    A PHILOSOPHICAL LOOK INTO RELIGION AND  FREEWILL IN THE LIGHT OF JAMES WILLIAM CHAPTER ONE INTRODUCTION There are two good things in life: freedom of thought and freedom of action[1]. In the whole world man is the only being that is condemned by its nature to be free as well as to be religious. So by nature man is endowed with the power of the... Continue Reading
    ix ABSTRACT The study of the life and times of Chief William Ibeneme Ojiako exposes the life of a great man who achieved greatness through hard work, patience and perseverance. This work studied his genealogy, birth, education and the various career he pursued in a bid to attain... Continue Reading
    THEME OF VENGEANCE IN WILLIAM SHAKESPEARE’S    HAMLET AND MERCHANT OF VENICE. CHAPTER ONE INTRODUCTION Vengeance is depicted in William Shakespeare’s Hamlet and Merchant of Venice the major theme was a social phenomenon during Shakespeare’s days. England then was a proud nation and Queen Elizabeth who was the symbol of England would not... Continue Reading
    TABLE OF CONTENTS CHAPTER ONE 1.0 Life and Works of Author - - 1.1 Purpose of Study- - - - 1.2 Scope of Study- - - - - 1.3 Methodology- - - - 1.4 Theoretical Background - - 1.5 Review of Criticism - - 1.6 Thesis Statement - - - - - - CHAPTER TWO Revelation of Hidden or Confidential Facts - CHAPTERTHREE... Continue Reading
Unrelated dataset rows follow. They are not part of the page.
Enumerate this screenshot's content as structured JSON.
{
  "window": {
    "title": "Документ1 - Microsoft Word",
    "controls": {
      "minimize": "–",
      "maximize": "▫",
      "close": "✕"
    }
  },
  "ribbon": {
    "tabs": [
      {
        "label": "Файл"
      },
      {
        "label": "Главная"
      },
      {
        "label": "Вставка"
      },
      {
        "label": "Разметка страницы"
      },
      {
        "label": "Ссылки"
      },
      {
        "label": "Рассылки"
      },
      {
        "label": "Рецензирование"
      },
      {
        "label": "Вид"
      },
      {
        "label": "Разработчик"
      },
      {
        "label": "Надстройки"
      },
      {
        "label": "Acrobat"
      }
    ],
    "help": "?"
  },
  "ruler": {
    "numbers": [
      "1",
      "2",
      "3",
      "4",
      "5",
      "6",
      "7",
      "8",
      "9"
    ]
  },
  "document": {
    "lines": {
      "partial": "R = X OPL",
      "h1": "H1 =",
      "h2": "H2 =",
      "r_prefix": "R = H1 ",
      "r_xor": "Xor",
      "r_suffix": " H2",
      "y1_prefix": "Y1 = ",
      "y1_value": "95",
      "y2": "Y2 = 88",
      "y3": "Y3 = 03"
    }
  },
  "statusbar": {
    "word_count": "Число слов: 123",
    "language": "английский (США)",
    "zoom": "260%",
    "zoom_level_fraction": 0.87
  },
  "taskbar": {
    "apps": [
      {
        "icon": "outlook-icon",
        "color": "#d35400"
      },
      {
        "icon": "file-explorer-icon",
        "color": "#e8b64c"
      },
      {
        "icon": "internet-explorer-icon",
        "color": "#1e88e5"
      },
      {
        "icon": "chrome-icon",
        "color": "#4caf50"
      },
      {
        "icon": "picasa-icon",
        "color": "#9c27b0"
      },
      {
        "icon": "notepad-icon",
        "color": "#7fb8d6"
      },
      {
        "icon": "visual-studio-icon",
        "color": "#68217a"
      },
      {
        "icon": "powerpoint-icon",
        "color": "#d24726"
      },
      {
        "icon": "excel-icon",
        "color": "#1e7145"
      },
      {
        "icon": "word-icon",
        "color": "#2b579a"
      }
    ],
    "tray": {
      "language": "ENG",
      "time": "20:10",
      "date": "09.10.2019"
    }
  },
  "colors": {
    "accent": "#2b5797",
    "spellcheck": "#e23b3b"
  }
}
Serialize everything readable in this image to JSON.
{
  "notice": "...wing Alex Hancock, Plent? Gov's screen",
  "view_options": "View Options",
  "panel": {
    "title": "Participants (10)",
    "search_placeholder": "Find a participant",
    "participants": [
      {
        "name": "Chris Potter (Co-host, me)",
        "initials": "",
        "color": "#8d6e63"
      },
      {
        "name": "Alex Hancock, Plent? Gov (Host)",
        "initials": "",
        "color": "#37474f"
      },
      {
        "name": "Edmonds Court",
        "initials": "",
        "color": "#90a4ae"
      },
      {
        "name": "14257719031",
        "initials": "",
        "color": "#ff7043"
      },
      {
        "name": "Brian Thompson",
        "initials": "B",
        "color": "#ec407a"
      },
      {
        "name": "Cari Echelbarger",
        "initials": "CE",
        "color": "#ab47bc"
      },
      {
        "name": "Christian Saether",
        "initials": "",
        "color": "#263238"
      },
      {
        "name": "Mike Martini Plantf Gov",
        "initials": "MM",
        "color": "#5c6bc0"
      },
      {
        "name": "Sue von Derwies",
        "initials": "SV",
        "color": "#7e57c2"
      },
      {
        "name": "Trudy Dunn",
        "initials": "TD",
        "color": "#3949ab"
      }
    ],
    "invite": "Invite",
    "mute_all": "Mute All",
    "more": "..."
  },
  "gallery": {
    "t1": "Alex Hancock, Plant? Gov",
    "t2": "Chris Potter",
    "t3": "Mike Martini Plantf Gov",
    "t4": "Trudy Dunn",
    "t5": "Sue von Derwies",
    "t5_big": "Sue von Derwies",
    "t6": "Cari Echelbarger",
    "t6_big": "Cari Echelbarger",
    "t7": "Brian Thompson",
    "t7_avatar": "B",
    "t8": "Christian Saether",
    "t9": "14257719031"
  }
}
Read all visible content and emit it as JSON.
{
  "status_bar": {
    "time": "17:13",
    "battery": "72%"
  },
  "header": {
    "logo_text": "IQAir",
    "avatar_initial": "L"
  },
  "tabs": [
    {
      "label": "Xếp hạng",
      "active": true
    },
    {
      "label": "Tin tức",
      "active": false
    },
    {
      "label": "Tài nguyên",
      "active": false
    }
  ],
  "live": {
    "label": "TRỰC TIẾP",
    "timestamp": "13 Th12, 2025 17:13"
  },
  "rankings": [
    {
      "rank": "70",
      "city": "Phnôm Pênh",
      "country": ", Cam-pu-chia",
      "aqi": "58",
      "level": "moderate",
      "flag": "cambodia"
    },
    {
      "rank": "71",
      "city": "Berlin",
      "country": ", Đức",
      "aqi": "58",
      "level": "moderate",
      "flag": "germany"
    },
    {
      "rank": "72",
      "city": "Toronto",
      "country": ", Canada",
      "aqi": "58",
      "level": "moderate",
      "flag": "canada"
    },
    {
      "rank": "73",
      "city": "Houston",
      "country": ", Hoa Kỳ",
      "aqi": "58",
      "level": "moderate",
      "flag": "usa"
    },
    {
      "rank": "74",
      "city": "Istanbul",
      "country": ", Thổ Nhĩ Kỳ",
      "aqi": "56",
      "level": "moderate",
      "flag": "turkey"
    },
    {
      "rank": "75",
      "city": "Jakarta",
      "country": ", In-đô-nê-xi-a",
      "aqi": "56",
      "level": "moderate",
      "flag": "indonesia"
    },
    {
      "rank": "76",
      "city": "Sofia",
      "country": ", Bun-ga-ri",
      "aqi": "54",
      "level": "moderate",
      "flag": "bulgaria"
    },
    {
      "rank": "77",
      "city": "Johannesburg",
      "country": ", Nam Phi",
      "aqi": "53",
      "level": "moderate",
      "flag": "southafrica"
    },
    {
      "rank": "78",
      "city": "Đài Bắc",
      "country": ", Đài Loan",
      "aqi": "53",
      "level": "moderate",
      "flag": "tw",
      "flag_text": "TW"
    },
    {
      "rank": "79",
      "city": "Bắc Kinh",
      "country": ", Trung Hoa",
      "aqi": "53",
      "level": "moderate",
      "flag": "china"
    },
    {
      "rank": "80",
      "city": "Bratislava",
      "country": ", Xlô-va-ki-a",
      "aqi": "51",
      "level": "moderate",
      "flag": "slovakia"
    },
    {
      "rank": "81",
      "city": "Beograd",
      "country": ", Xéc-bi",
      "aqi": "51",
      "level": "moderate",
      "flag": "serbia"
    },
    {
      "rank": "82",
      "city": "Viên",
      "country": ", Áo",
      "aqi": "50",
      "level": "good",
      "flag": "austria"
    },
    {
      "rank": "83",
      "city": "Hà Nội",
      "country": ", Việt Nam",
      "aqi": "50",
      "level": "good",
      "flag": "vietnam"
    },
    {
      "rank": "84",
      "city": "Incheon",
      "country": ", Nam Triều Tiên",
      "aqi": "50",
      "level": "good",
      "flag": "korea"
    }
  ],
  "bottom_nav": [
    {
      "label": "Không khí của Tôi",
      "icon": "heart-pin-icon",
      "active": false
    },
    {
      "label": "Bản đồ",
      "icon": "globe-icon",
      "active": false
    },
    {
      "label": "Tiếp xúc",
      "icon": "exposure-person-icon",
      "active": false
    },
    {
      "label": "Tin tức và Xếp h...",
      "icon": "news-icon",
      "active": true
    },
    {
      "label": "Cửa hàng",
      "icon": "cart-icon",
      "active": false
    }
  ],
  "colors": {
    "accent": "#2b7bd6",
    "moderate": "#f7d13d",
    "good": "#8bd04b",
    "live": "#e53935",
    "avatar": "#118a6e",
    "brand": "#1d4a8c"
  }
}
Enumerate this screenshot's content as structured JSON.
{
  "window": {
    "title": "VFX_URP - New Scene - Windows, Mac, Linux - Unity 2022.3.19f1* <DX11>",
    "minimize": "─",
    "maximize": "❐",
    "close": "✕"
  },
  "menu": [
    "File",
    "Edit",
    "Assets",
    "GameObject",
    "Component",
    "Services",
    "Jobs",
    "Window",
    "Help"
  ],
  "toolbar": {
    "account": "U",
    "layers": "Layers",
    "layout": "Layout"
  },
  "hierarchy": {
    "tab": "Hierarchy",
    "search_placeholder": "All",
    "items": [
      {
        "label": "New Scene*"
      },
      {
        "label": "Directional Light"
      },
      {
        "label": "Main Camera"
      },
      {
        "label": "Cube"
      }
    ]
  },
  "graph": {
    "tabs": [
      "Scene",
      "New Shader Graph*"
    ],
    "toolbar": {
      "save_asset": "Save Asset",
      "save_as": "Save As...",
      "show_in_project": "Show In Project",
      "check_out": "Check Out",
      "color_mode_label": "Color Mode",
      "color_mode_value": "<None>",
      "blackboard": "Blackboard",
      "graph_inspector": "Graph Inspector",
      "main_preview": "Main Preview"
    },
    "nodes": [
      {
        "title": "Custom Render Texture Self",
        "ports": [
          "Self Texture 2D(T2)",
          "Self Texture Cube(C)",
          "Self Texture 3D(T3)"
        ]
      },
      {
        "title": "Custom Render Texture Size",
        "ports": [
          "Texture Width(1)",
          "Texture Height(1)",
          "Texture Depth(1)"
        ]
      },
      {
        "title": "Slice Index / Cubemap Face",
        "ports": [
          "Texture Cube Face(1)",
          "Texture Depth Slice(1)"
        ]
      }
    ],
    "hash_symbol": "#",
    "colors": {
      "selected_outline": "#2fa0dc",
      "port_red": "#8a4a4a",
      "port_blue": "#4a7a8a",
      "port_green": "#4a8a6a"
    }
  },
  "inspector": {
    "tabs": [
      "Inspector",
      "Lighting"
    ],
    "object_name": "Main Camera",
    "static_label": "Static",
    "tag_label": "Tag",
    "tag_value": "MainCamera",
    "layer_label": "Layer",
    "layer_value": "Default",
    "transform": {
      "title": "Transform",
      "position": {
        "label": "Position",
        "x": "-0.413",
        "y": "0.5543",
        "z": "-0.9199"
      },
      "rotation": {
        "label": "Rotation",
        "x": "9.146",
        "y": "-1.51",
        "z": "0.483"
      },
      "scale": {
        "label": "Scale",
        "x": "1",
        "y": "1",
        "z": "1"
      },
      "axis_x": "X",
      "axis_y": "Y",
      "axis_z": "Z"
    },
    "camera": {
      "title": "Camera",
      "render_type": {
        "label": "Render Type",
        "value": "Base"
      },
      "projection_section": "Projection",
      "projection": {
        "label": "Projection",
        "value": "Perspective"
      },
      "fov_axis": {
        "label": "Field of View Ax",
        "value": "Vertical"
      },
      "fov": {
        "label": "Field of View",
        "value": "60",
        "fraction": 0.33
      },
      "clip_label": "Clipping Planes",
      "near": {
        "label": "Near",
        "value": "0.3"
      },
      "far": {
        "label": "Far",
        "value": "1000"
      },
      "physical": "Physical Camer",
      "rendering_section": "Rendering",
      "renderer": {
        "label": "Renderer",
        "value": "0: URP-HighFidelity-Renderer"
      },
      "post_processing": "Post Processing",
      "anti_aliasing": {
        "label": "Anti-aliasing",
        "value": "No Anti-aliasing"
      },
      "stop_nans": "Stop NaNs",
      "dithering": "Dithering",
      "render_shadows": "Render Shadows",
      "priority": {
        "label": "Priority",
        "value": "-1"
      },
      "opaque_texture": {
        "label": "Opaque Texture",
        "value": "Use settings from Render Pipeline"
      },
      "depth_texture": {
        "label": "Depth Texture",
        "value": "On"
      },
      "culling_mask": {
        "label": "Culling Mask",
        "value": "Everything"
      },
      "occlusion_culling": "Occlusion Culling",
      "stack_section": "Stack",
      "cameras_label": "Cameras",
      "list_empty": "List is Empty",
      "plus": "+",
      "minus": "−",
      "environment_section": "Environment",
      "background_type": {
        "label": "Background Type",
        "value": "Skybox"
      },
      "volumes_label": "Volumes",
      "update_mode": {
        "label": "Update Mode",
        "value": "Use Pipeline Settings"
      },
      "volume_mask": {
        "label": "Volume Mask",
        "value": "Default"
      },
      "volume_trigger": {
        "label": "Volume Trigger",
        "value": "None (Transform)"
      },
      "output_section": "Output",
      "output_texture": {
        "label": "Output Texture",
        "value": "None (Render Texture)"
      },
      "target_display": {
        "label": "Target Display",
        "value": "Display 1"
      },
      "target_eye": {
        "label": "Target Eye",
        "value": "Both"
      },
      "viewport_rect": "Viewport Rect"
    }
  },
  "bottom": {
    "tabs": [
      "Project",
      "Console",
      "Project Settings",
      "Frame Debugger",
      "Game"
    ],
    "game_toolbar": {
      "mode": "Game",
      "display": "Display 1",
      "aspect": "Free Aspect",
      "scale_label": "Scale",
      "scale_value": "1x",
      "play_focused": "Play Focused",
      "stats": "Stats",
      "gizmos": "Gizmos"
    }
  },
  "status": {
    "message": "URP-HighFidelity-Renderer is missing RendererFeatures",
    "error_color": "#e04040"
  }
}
    CHAPTER ONE GENERAL INTRODUCTION Satire in the Oral Poetry of my Community (Igbanke)  This project work is written on the account of research carried out on the topic:  However, before I go further to give the detail result of my research, as regards, the manifestation of Satire in oral poetry of Igbanke, I shall first of all give a detail... Continue Reading
    TABLE OF CONTENTS TITLE PAGE ………………………………………..              i CERTIFICATION …………………………………..             ii DEDICATION ………………………………………              iii... Continue Reading
    CHAPTER ONE 1.1    INTRODUCTION Robert Nozick (1938-2002) was American philosopher, best known for his rigorous defense of libertarianism in his first major work,  Anarchy, State,   and Utopia  (1974). During his high school and college years, Nozick was a member of the student new left and an enthusiastic socialist. At Columbia, he helped... Continue Reading
    CHAPTER ONE INTRODUCTION Robert Nozick (1938-2002) was an American philosopher, best known for his rigorous defense of libertarianism in his first major work,  Anarchy, State,   and Utopia  (1974). During his high school and college years, Nozick was a member of the student new left and an enthusiastic socialist. At Columbia, he helped to found... Continue Reading